_YOUR ASSIGNMENT:_
Each line of the data below holding the word "String" must be copied.

---------------

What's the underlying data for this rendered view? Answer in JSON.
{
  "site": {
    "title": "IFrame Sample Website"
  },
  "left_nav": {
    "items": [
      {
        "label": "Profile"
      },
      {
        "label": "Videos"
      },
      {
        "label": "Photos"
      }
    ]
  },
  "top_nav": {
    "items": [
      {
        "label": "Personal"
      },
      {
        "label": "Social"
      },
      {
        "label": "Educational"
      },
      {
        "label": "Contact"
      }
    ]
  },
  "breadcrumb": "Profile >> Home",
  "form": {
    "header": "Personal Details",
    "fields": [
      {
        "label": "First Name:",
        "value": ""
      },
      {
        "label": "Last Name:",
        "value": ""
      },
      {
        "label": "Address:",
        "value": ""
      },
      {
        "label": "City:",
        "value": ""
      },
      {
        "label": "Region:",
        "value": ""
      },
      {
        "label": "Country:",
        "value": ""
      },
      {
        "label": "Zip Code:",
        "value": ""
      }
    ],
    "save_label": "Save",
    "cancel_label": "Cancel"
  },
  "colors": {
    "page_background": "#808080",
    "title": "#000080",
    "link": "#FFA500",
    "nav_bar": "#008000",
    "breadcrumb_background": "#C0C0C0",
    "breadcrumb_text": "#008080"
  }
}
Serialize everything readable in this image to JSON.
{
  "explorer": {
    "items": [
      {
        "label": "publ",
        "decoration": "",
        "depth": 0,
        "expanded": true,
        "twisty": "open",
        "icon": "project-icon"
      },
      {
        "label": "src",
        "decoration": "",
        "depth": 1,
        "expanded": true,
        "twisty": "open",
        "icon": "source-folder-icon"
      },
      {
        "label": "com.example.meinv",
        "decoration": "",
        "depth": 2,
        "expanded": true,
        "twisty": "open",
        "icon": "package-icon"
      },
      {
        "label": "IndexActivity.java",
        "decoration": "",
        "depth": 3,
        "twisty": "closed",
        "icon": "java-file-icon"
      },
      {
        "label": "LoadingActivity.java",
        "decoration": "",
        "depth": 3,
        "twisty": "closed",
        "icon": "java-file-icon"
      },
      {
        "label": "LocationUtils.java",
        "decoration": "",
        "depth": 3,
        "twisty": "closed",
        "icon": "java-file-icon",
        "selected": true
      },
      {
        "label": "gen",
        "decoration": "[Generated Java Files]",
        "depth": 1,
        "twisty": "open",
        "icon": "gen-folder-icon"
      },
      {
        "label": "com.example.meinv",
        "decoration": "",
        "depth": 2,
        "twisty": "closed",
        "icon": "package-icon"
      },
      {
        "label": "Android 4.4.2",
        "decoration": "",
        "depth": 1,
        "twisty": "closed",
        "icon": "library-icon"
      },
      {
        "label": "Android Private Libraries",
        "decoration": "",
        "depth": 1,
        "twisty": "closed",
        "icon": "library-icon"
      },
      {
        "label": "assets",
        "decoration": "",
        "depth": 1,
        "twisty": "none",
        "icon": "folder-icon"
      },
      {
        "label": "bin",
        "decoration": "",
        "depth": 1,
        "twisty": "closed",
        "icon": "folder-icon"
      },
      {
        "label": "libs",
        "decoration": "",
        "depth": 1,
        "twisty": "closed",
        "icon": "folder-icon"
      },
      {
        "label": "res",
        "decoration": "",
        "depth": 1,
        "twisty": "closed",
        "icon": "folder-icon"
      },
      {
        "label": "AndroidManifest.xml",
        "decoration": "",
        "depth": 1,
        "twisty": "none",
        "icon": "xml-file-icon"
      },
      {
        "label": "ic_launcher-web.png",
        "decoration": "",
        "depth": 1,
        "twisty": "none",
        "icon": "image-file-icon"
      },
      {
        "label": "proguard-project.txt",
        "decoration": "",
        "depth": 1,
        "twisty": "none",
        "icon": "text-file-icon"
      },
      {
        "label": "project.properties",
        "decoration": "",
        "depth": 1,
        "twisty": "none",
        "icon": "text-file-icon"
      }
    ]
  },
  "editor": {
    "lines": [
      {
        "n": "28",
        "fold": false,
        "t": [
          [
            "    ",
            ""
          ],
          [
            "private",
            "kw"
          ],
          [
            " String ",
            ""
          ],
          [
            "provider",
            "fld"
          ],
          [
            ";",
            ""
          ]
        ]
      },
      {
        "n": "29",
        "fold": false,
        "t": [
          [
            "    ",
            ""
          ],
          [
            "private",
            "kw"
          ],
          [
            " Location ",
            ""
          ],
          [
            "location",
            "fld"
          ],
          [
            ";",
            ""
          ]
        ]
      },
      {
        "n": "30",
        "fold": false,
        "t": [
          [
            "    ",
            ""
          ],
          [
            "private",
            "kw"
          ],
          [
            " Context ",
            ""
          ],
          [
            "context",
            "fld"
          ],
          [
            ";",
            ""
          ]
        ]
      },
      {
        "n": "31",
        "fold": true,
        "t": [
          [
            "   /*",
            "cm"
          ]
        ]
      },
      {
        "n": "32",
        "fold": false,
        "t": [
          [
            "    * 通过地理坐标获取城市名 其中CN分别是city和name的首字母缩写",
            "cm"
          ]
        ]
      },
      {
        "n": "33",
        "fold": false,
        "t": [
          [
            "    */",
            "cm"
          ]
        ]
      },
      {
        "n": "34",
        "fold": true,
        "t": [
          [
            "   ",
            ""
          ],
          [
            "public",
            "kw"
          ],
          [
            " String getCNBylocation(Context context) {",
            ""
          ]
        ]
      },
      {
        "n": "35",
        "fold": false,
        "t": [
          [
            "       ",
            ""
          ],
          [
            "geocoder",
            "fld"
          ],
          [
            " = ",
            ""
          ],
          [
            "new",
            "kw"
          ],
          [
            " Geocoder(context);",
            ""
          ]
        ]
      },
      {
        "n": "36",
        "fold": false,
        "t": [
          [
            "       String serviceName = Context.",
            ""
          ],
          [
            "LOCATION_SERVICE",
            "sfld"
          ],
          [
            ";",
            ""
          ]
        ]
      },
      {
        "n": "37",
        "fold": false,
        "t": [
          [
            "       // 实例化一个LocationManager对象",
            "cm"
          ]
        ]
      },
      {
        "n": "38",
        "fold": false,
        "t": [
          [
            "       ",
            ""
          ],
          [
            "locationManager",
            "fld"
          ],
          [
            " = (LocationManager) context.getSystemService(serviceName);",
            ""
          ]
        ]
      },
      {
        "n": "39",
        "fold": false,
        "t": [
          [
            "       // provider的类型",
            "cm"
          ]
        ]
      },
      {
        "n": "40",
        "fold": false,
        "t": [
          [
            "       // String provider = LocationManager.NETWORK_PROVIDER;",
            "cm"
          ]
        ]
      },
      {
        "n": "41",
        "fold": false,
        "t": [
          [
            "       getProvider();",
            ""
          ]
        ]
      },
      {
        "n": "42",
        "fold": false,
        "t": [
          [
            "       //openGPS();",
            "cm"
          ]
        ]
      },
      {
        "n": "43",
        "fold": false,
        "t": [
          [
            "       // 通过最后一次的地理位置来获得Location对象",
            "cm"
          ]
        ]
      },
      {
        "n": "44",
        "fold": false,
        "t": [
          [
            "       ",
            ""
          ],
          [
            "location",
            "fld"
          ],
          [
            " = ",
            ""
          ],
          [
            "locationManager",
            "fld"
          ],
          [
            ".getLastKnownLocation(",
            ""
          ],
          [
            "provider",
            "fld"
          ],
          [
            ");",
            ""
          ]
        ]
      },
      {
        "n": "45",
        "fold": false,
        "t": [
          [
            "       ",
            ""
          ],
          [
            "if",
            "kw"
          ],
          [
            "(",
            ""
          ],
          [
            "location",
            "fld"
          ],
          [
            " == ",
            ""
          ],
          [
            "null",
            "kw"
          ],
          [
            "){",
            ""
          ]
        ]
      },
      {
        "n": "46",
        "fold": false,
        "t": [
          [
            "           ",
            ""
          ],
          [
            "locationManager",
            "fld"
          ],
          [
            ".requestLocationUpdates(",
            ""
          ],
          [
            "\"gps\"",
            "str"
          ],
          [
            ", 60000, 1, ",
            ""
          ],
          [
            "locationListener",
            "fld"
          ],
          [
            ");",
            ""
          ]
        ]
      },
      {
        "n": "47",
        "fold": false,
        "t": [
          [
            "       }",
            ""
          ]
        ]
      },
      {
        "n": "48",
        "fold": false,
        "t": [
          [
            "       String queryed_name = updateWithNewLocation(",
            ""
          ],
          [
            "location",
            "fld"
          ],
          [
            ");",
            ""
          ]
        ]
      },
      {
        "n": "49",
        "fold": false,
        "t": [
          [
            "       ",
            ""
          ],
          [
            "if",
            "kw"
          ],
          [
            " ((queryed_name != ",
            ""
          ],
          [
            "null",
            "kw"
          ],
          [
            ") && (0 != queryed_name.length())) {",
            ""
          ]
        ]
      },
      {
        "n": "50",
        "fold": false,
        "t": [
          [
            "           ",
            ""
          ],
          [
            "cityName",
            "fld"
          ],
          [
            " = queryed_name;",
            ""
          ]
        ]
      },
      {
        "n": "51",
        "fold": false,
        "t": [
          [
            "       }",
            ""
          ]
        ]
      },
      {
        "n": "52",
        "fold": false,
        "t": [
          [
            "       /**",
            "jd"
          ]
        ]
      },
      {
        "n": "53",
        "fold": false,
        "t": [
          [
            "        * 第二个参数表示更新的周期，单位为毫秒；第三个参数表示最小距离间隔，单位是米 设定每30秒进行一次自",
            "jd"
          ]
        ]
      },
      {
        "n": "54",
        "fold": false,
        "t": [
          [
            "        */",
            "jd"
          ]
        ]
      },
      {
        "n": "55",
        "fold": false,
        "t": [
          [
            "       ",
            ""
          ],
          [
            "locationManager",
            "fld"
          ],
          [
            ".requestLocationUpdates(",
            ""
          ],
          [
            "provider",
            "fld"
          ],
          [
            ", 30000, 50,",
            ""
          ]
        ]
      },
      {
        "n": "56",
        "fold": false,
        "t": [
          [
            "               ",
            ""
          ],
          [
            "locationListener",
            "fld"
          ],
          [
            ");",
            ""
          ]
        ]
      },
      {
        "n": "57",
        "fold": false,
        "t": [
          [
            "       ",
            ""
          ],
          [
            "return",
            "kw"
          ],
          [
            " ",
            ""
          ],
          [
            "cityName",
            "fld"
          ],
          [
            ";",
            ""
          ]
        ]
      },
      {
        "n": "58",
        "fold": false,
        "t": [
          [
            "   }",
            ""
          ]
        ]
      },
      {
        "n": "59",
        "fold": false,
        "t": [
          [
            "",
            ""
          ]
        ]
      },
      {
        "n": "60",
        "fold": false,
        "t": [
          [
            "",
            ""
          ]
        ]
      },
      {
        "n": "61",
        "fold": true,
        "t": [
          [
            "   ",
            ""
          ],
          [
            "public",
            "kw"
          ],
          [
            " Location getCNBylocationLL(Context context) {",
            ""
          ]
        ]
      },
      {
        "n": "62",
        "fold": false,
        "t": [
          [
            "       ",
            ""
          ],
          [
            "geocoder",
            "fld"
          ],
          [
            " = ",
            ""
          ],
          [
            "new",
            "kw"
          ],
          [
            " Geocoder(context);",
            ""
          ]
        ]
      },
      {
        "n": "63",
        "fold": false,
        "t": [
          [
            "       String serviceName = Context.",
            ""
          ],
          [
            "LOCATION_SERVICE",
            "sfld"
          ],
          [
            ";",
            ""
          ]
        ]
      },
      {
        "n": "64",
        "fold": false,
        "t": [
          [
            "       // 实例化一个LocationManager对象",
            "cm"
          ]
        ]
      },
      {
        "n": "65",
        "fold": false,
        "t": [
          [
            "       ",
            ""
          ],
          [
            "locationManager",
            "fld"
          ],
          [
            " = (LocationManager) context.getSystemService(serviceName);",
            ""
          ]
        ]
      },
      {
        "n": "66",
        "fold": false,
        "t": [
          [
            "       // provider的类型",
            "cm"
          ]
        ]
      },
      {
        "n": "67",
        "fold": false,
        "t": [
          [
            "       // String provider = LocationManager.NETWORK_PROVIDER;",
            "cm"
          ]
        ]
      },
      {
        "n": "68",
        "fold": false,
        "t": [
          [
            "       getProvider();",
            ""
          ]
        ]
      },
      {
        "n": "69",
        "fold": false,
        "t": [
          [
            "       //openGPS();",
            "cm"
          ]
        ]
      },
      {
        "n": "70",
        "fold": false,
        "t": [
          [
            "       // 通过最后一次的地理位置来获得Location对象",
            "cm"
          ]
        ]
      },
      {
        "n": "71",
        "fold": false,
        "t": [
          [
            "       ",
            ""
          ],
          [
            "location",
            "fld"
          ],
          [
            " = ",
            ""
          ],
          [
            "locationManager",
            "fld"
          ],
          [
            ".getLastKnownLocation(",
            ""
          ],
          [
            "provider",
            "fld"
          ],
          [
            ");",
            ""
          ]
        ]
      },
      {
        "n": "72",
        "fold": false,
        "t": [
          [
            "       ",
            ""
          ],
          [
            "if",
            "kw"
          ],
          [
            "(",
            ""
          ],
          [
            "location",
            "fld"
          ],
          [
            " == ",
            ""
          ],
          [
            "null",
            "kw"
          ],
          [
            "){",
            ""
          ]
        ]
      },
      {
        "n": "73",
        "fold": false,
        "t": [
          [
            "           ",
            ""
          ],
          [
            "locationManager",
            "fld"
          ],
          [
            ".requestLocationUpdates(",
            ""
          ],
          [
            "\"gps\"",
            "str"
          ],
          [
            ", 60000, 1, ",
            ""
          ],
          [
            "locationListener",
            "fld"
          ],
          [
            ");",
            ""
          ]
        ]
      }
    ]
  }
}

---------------

_TASK SOLUTION:_
            " String ",
            " String getCNBylocation(Context context) {",
            "       String serviceName = Context.",
            "       // String provider = LocationManager.NETWORK_PROVIDER;",
            "       String queryed_name = updateWithNewLocation(",
            "       String serviceName = Context.",
            "       // String provider = LocationManager.NETWORK_PROVIDER;",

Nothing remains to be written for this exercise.